→ PROBLEM TO WORK ON: Look through the records and report how many lines include the word "yellow", with no other words.

***** EXERCISE DATA *****

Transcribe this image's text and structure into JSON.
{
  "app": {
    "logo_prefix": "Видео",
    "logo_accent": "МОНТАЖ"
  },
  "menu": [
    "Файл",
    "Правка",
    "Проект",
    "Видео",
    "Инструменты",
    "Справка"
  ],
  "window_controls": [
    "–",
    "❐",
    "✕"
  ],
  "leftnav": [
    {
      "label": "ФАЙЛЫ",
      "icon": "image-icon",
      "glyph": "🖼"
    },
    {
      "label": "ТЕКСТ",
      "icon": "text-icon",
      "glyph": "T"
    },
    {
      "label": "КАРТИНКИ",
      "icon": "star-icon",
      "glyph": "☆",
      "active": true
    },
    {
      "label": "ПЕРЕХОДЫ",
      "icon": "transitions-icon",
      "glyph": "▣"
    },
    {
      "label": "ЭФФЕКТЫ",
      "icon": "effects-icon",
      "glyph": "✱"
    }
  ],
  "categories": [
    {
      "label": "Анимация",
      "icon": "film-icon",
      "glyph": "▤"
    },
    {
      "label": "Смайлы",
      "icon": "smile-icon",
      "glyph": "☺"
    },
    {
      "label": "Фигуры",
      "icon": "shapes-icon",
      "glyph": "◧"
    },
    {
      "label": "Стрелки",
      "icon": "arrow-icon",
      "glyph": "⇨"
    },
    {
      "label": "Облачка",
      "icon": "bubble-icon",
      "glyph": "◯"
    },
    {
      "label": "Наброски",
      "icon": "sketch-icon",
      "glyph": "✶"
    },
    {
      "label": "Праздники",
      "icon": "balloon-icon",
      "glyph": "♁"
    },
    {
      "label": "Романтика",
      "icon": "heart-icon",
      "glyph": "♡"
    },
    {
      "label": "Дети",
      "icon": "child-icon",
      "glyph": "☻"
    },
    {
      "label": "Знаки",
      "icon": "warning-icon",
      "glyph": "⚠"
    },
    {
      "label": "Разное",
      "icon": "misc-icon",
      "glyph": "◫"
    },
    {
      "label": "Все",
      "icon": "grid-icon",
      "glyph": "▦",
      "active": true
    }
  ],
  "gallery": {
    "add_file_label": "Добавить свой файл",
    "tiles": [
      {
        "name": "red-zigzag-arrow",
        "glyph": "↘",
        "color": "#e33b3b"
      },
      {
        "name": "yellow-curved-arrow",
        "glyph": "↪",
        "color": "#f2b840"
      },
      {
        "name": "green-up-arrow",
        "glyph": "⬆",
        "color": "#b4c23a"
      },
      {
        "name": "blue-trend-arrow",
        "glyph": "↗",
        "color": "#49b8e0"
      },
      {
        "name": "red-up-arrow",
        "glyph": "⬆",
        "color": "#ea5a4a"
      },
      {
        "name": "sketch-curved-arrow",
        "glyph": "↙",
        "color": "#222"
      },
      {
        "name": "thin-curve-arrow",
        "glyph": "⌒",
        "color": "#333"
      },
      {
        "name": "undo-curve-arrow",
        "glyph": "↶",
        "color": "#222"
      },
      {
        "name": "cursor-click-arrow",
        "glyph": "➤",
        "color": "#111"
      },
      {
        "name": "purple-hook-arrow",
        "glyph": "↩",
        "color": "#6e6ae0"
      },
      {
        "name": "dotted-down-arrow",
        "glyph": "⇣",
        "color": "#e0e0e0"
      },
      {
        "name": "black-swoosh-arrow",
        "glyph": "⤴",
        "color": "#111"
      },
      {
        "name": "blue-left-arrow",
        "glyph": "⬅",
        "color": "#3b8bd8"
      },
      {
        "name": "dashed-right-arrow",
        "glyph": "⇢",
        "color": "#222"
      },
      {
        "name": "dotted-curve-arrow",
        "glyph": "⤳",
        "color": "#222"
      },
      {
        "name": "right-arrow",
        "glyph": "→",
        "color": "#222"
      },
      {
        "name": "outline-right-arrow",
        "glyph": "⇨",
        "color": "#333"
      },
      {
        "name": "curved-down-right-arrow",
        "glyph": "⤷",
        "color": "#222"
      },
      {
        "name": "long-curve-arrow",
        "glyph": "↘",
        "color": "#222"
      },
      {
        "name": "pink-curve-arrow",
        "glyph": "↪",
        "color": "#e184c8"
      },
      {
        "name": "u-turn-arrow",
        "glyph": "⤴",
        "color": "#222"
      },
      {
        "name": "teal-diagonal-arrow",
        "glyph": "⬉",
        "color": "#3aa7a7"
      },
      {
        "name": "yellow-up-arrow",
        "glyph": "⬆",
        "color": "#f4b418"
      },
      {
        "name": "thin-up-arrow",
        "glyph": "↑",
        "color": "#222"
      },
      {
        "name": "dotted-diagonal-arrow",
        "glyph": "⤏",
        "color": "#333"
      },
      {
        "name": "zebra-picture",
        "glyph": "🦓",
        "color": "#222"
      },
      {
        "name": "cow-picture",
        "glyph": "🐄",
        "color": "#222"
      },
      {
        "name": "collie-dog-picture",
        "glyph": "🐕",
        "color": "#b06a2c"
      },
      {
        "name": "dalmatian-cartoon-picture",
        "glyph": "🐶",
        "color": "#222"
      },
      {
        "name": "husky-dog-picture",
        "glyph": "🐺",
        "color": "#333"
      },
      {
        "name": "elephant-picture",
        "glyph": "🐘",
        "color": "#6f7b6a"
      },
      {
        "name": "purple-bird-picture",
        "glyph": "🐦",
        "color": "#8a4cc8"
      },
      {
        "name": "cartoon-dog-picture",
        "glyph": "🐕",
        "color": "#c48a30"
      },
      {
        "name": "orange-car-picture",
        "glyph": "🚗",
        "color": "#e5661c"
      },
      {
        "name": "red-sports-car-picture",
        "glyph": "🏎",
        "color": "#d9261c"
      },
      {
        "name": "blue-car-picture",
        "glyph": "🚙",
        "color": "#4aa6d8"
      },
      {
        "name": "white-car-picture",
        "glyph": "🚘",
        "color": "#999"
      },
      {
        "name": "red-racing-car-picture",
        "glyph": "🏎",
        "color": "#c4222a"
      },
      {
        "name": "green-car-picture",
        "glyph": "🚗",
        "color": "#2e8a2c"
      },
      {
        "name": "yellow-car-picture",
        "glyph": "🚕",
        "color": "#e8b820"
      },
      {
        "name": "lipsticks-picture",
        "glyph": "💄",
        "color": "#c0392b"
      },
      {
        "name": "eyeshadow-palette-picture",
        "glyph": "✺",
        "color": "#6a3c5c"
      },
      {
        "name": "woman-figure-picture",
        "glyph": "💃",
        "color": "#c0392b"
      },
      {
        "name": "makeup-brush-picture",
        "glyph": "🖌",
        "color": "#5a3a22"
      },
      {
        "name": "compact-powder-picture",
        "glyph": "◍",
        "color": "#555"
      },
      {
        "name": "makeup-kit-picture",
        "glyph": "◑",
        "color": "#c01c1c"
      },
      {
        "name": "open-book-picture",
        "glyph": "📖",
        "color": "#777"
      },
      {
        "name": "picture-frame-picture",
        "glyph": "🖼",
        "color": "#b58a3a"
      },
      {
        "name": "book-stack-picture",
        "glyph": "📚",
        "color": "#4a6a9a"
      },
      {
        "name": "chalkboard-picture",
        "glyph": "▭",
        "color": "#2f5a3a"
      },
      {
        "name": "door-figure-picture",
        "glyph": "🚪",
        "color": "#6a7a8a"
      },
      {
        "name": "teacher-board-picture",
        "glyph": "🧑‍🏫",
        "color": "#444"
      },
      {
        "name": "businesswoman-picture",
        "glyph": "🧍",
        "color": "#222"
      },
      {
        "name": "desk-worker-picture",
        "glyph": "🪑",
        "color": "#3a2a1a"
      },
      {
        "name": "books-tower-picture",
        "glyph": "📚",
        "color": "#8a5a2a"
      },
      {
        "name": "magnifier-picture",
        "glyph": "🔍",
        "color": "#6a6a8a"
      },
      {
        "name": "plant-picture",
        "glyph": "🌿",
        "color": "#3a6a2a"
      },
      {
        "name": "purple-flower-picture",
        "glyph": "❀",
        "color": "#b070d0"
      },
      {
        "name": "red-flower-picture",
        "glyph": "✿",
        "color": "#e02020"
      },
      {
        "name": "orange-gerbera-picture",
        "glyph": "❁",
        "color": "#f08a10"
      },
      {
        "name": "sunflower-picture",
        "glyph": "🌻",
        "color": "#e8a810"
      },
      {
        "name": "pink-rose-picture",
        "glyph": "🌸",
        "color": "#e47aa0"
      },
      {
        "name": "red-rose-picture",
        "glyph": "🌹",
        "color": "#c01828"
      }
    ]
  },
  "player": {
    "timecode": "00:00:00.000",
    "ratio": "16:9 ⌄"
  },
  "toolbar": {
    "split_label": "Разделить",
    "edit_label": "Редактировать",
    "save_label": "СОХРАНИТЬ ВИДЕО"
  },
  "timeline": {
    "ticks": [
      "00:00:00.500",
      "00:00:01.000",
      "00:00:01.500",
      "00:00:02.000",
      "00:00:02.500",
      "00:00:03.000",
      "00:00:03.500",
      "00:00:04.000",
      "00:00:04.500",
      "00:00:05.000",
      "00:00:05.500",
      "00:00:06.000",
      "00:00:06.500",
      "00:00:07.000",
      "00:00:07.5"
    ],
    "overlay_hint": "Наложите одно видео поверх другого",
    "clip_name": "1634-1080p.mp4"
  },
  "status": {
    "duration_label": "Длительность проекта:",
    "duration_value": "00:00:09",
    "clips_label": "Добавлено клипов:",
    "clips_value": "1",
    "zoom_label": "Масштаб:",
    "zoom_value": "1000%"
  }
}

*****

→ TASK RESPONSE: 3